Task goal >> In the entries that follow, how many lines contain the word "title"? Answer with the number only.

Exercise material START

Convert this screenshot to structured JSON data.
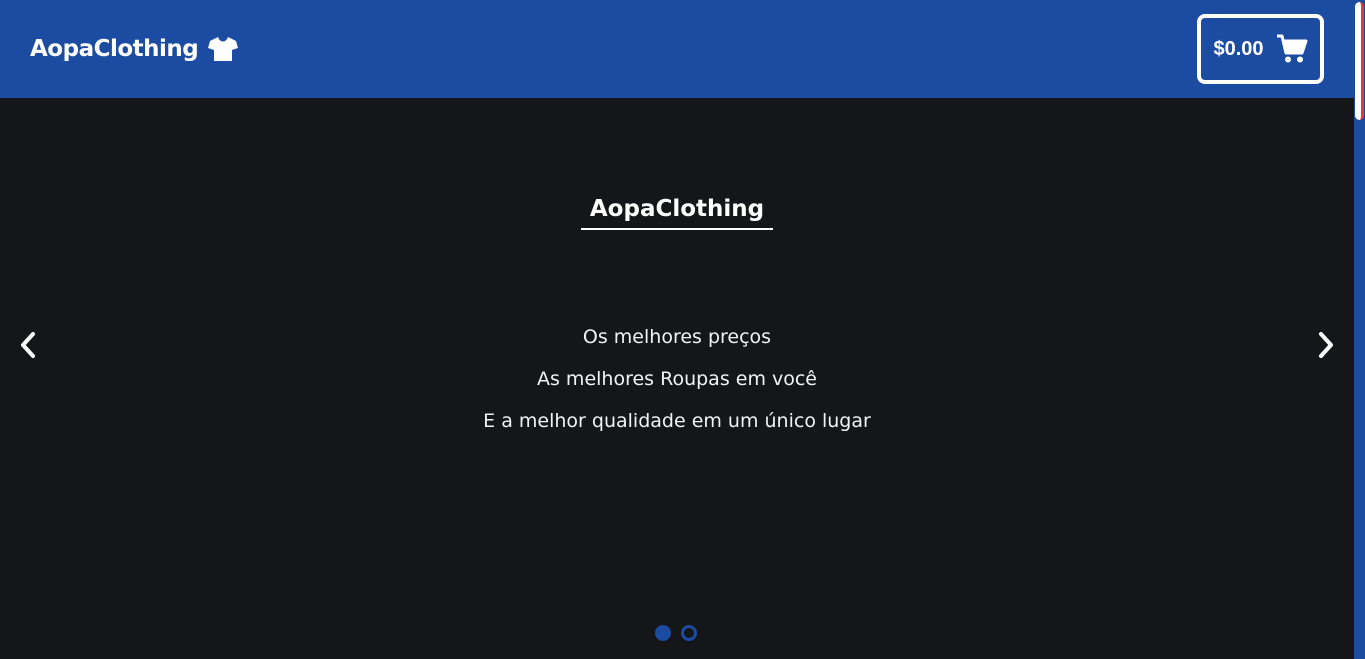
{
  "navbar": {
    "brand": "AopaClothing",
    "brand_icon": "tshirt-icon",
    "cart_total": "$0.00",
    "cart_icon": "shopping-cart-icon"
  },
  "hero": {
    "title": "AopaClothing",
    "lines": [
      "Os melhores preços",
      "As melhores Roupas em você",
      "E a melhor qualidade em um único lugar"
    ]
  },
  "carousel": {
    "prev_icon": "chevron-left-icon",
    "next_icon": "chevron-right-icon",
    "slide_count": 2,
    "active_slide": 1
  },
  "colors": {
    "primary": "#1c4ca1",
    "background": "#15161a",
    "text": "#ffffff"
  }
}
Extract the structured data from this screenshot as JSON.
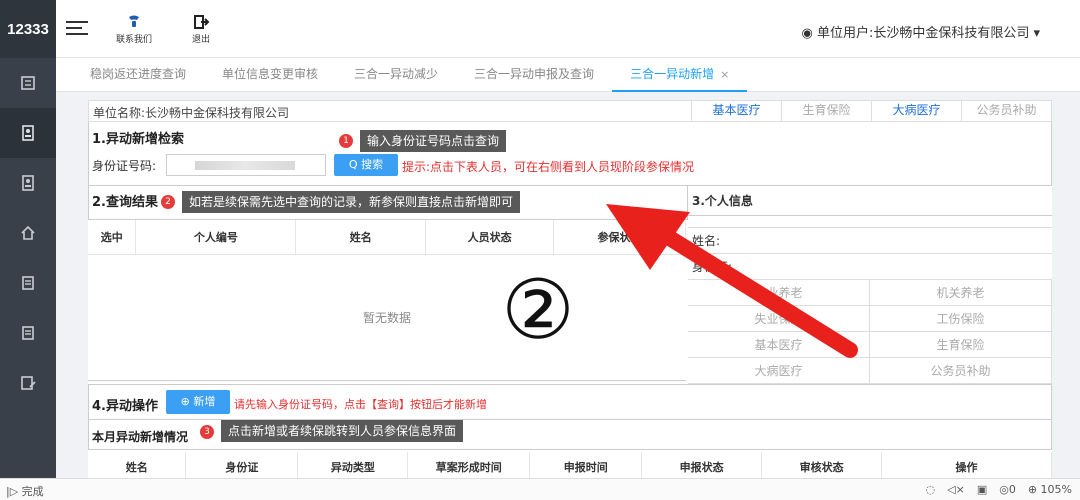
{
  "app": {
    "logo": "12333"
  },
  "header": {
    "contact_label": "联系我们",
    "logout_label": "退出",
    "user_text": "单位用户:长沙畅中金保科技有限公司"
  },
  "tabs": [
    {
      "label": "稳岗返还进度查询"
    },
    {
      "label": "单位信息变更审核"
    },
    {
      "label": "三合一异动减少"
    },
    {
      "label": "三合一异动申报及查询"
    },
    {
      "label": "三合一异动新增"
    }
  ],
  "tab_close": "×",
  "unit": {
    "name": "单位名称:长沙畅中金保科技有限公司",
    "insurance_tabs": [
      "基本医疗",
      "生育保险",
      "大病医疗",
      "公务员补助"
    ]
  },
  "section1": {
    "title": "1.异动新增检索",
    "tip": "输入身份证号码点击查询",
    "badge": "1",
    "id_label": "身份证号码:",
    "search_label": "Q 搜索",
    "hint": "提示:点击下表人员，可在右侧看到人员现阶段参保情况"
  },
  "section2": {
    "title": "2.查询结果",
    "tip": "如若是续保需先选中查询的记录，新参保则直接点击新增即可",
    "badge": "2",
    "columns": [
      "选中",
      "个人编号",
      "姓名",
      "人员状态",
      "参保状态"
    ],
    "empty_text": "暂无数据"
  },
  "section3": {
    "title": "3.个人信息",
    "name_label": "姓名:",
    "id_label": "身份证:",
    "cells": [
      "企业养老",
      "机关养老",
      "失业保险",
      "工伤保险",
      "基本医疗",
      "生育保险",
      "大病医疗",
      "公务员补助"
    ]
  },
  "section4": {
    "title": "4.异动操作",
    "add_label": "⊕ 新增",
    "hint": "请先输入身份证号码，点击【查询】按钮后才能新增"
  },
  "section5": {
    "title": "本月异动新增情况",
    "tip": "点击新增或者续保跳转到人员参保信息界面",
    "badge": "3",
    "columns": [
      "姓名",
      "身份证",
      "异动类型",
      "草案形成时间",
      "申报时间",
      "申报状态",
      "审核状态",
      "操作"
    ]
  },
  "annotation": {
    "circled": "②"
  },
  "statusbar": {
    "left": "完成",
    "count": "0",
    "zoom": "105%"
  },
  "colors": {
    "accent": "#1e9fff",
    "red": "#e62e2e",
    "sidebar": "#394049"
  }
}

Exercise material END

Your response >> 6